──────── DATA SHOWN

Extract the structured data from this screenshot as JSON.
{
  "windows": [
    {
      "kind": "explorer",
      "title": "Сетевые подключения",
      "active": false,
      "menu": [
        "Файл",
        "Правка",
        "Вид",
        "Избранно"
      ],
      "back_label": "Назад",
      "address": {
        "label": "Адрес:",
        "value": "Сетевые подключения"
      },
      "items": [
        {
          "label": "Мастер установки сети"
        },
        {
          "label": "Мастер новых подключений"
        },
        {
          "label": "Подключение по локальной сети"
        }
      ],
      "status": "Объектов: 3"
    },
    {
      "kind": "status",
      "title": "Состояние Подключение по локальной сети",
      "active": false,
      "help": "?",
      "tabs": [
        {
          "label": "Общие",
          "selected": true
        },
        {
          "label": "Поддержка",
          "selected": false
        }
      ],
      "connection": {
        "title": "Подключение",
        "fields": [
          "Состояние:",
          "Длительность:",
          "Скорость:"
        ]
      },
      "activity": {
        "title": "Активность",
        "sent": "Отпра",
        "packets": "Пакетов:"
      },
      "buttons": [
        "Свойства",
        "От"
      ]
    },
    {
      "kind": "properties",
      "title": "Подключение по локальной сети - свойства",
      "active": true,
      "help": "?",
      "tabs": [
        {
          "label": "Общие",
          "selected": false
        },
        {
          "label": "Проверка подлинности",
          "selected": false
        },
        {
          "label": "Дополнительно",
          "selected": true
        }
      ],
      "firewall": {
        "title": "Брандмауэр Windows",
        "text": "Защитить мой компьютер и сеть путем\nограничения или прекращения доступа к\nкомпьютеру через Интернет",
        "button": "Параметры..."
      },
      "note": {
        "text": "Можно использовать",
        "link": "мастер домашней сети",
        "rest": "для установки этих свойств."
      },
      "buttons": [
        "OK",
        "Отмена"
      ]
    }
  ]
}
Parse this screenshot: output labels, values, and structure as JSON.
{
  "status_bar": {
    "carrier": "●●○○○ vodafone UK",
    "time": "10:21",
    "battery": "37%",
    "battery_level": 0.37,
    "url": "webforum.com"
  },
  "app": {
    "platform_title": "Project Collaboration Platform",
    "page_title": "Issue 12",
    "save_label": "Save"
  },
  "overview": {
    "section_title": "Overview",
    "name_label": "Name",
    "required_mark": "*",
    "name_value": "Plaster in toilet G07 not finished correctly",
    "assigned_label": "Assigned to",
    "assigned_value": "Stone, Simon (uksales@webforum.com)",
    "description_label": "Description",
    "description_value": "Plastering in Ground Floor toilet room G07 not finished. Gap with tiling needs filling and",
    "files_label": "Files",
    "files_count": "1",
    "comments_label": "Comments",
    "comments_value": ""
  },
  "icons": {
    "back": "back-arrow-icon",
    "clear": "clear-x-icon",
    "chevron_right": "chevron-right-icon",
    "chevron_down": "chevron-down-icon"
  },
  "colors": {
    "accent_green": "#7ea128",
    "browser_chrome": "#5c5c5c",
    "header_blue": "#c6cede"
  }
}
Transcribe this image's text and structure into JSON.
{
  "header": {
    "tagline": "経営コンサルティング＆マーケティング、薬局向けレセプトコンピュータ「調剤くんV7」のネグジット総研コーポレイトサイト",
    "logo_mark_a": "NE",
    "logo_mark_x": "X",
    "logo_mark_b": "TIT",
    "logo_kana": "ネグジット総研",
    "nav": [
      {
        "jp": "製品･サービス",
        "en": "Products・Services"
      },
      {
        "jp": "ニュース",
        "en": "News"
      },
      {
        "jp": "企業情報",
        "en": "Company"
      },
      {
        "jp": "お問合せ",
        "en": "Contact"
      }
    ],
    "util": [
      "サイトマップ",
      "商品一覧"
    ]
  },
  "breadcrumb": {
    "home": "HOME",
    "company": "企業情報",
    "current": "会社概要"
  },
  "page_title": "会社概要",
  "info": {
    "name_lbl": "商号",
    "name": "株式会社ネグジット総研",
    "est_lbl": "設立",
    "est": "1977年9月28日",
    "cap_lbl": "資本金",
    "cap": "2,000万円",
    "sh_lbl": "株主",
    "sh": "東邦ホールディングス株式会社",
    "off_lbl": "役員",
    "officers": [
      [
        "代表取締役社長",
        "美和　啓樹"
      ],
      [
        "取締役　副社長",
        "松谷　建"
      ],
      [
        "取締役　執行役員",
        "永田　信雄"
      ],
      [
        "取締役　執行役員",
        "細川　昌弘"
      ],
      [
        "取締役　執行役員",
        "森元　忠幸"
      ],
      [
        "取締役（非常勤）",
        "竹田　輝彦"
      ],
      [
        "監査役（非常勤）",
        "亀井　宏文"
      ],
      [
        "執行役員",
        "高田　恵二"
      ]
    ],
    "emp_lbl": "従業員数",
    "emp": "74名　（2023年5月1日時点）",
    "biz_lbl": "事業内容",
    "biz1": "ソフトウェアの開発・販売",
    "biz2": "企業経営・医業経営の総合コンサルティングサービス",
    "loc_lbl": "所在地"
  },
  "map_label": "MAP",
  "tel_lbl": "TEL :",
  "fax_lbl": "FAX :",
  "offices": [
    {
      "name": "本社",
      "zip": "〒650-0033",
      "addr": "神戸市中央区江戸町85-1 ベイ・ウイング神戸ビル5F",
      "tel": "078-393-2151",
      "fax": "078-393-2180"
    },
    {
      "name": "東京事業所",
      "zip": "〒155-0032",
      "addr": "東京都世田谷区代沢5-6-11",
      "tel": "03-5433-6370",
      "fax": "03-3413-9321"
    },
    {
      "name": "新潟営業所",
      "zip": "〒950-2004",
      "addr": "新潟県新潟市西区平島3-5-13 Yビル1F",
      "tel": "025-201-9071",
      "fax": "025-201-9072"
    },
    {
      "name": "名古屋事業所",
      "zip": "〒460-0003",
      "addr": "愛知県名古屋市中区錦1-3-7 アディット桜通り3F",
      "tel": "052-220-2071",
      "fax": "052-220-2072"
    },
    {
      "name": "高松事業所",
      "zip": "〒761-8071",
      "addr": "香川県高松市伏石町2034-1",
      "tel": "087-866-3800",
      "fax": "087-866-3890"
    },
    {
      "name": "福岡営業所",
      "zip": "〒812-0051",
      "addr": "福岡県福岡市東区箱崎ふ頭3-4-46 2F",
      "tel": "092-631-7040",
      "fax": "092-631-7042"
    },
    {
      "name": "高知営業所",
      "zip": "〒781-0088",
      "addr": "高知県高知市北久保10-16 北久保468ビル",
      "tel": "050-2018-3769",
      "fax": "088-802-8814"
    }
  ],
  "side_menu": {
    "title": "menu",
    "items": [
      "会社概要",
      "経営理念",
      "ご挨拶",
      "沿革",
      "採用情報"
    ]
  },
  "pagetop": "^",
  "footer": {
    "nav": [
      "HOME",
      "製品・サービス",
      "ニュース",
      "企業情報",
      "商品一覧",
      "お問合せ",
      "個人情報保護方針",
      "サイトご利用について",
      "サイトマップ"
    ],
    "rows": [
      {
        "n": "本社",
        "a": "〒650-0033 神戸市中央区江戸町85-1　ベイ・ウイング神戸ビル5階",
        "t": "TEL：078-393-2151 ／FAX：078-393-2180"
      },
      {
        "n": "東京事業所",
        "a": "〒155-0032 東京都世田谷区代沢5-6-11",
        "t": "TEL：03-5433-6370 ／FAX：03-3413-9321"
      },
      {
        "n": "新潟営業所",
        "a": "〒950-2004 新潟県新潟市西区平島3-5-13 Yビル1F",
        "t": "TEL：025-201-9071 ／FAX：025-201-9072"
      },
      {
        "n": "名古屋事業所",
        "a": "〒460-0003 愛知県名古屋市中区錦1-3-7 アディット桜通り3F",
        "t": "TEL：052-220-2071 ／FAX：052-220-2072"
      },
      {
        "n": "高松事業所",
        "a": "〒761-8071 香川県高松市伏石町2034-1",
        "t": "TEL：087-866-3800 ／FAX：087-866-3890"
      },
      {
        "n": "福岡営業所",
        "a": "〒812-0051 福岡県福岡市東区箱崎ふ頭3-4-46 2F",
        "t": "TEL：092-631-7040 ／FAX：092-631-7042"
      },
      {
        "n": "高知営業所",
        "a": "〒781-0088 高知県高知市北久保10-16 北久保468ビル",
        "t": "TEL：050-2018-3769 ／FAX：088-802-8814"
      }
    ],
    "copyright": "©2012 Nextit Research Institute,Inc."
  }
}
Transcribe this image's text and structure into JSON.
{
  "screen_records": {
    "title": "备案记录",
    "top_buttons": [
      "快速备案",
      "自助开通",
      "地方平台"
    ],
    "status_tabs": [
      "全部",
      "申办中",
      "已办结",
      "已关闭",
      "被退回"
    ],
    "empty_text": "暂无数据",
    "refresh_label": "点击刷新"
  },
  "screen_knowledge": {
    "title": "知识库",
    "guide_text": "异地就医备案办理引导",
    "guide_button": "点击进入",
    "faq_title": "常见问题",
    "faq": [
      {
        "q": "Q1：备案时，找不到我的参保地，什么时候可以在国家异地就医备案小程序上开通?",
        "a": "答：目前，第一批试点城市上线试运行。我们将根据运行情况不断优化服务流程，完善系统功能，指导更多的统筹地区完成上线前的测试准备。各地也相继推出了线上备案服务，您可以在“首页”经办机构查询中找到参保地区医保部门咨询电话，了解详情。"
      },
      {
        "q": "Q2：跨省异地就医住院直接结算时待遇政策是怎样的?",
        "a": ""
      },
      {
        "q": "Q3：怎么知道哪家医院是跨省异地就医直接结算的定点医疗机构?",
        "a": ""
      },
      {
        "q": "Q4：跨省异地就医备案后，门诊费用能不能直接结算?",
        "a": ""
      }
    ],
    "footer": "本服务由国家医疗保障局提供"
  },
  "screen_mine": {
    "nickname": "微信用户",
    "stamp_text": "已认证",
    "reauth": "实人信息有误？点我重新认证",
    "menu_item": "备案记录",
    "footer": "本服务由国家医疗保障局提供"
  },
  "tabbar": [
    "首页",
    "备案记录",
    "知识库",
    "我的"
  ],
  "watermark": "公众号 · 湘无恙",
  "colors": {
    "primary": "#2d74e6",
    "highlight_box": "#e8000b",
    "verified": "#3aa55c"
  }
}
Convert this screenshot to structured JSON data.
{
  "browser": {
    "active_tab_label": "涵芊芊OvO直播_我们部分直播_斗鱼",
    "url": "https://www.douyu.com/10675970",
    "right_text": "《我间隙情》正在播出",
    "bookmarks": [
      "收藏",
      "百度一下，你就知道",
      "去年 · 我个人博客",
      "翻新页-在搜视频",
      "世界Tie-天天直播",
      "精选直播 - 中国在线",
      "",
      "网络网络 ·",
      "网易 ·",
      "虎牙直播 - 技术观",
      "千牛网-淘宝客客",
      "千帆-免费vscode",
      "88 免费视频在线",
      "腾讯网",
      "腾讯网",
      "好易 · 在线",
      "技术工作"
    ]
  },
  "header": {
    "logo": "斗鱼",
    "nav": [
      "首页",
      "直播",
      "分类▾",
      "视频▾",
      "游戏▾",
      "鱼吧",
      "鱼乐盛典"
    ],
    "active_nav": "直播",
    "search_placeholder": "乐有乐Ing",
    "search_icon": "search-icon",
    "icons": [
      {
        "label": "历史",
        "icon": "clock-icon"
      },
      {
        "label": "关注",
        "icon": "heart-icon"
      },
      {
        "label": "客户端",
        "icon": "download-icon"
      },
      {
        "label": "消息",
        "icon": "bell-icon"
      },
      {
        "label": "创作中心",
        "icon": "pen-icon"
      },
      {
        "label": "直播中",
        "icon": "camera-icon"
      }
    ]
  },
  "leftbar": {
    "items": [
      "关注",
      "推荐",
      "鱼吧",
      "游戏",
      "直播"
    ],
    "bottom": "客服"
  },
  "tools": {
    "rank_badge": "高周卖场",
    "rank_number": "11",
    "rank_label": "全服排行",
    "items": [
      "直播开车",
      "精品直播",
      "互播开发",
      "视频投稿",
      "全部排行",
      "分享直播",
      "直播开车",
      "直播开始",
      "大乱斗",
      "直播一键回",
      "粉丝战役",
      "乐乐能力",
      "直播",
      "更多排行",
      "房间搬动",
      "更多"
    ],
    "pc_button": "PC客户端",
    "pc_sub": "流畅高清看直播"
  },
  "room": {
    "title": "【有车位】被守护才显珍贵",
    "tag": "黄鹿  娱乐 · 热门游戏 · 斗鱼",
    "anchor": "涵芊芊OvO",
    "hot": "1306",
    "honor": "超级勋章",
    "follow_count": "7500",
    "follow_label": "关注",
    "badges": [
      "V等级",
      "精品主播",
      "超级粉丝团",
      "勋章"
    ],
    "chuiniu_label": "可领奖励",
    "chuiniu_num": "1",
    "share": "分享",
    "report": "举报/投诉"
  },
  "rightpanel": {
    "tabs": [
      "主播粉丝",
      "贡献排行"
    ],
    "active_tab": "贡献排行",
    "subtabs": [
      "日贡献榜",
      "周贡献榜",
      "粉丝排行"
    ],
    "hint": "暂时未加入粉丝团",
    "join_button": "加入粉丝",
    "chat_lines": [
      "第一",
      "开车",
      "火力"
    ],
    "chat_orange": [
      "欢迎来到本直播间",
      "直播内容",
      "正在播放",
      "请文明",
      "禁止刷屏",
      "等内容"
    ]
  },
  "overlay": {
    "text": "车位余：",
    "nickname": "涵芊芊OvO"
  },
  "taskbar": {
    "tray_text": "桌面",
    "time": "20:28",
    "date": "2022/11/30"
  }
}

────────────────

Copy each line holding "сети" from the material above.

          "label": "Мастер установки сети"
          "label": "Подключение по локальной сети"
      "title": "Состояние Подключение по локальной сети",
      "title": "Подключение по локальной сети - свойства",
        "link": "мастер домашней сети",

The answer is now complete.